=== Prompt ===
Go through the records and show each line where the word "labels" occurs.

*** The data ***

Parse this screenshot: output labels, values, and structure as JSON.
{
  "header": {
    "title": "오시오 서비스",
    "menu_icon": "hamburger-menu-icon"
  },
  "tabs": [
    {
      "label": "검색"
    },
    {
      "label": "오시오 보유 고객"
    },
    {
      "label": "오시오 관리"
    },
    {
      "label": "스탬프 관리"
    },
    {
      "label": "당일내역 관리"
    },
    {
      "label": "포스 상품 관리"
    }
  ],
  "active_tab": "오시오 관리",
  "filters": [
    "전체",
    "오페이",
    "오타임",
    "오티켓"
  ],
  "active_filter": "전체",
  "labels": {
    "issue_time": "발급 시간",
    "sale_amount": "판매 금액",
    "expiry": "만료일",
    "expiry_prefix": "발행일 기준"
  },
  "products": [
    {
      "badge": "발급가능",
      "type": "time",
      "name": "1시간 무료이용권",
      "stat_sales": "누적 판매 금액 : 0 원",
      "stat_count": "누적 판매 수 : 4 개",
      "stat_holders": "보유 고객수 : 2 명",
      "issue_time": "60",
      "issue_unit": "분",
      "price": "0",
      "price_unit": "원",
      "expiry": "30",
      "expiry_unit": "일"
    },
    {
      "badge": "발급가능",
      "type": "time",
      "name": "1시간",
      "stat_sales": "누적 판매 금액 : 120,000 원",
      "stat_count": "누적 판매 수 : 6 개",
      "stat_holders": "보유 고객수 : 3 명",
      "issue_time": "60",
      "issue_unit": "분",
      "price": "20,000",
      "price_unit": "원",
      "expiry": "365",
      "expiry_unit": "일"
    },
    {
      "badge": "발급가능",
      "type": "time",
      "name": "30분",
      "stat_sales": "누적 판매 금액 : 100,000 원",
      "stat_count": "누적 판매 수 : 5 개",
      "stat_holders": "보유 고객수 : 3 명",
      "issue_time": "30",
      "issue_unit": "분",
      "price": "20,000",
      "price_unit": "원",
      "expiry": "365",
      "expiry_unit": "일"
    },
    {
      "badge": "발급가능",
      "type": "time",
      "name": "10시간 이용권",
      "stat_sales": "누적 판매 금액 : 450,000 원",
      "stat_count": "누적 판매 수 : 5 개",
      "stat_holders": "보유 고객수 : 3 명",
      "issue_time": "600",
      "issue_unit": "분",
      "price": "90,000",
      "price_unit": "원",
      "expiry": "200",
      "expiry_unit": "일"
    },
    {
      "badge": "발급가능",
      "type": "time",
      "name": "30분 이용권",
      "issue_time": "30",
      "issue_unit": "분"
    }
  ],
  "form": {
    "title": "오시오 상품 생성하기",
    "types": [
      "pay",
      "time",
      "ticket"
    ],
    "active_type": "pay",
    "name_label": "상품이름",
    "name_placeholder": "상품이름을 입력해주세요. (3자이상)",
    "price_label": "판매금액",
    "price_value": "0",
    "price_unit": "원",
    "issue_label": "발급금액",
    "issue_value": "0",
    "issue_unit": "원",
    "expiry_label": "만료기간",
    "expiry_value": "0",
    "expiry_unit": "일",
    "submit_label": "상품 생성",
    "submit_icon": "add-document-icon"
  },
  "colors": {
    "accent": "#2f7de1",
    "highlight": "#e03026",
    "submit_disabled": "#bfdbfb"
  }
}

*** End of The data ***

=== Answer space ===
Parse this screenshot: output labels, values, and structure as JSON.
  "labels": {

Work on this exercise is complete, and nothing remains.